The bulls stand silent...

The fruit falls swiftly from the tree,
the bulls stand silent in the lake,
the figure crucified is seen
upon the framework of the dream.

With arms spread wide and silent eyes
they lift her high upon the boughs
and turn her face towards the south
where white-flanked cows raise shining knives
above the meek and pious brows.

With sure and steady strokes they strip
pink flesh from each initiate,
to bathe in sacred waters then
the raw-bled truth of god and men.

NB: These were dream figures.

And I extended the poem thus, but did not include the rest for this Dverse post, but thought I would post it for those who might be interested where I took the dream:

The wise man watches, monkey-faced
and clasps each paw in full embrace
around the pierced and bleeding feet
of Woman, raised … her Self to meet.

Then gathered in small, blackened arms
the corpse is carried to the edge
of water, sanctified and deep
wherein the Goddess counsel keeps.

To lie beneath the water’s chill
and watch through full and empty eyes
the blood-washed sacrifice above

has been her greatest act of love.


  1. Oh my. I read this twice and still find the imagery very disturbing.
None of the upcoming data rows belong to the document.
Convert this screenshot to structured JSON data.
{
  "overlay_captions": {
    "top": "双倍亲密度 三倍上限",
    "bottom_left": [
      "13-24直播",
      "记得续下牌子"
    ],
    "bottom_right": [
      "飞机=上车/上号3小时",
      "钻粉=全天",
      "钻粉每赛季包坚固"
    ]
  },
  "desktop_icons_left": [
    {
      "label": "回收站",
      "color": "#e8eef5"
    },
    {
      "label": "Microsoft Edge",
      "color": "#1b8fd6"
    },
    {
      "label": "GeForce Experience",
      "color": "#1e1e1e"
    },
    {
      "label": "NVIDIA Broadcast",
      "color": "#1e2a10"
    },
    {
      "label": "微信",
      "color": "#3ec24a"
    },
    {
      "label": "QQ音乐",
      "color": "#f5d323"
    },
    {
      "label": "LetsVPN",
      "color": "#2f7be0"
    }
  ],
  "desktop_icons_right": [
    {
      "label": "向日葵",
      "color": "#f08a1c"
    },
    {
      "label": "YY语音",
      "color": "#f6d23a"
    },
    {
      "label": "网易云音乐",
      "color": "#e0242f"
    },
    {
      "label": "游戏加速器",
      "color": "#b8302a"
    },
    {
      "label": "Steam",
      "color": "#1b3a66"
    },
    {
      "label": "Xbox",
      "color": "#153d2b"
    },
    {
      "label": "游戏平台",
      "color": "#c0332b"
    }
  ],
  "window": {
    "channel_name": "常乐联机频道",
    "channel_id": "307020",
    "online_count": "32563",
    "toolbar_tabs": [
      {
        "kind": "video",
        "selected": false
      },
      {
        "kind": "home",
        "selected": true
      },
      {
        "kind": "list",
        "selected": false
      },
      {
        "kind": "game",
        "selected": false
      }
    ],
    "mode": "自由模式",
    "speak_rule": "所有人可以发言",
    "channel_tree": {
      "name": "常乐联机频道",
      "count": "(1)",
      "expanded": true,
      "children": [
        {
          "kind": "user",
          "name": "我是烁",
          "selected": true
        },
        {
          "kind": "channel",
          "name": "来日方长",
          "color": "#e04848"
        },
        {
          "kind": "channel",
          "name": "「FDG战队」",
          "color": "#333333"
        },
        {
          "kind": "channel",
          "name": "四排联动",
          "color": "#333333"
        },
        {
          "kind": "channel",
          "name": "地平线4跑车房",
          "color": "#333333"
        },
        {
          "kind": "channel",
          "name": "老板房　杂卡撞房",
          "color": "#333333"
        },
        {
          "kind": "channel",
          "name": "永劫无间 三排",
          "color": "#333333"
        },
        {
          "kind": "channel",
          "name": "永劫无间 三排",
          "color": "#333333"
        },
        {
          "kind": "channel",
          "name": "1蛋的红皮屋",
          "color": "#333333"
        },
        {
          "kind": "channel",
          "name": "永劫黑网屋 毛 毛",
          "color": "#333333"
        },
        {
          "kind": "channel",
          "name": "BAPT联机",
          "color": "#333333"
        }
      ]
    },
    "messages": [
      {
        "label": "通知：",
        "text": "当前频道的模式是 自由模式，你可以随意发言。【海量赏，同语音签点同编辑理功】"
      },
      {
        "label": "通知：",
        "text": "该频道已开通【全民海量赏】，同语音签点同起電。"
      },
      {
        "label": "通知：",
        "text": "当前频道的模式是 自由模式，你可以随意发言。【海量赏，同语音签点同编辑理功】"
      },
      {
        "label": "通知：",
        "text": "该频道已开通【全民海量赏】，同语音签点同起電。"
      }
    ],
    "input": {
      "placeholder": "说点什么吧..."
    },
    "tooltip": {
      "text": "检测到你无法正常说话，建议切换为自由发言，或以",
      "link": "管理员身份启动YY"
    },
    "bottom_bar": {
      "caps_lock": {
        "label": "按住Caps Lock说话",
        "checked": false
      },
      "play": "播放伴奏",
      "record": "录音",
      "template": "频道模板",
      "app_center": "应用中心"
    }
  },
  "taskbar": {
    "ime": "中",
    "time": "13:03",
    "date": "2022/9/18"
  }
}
An emotional response -- that's what the writer is looking for from the reader and you certainly achieved that here. Too human in its sacrifice. Powerful words here.

    1. It was a powerful and emotional dream. I am glad I could capture it. Thanks.

  2. Oh, I don't know Roslyn; that's a pretty wild dream. It is definitely anthropomorphic. The sacrificial aspect vividly reminds me of a play, but the scene was of course not by cows.
    I don't know if you've ever seen Equus. There's a dream sequence there where a psychiatrist has a sacrificial dream like that, which is representative of his occupation and it's disturbing consequences.
    I loved the extent you took it to. I would not want to spend an afternoon with that herd. It had such fascinating religious overtones, the sacrifice of the sacred cow, wonderful

    1. I found it wonderful as a dream. I did take the poem further but did not post it as part of this exercise.

  3. A fascinating write (just seen the same word in Mark's comment) and a little disturbing. That said, transpose the woman with the cows...and this (the sacrifice for our bellies?) is what WE do.
    Well writ and again, fascinating.
    Kind regards
    Anna :o]

    1. I did take the poem into Goddess territory but did not post all of it for this exercise.

  4. Nice sound to the poem. I like the dream framework for the crucifixion.

  5. a dream like this would wake me up screaming... the image of the flesh being stripped is a terrifying climax.

    1. I love mythology and metaphor and I saw the dream as metaphor.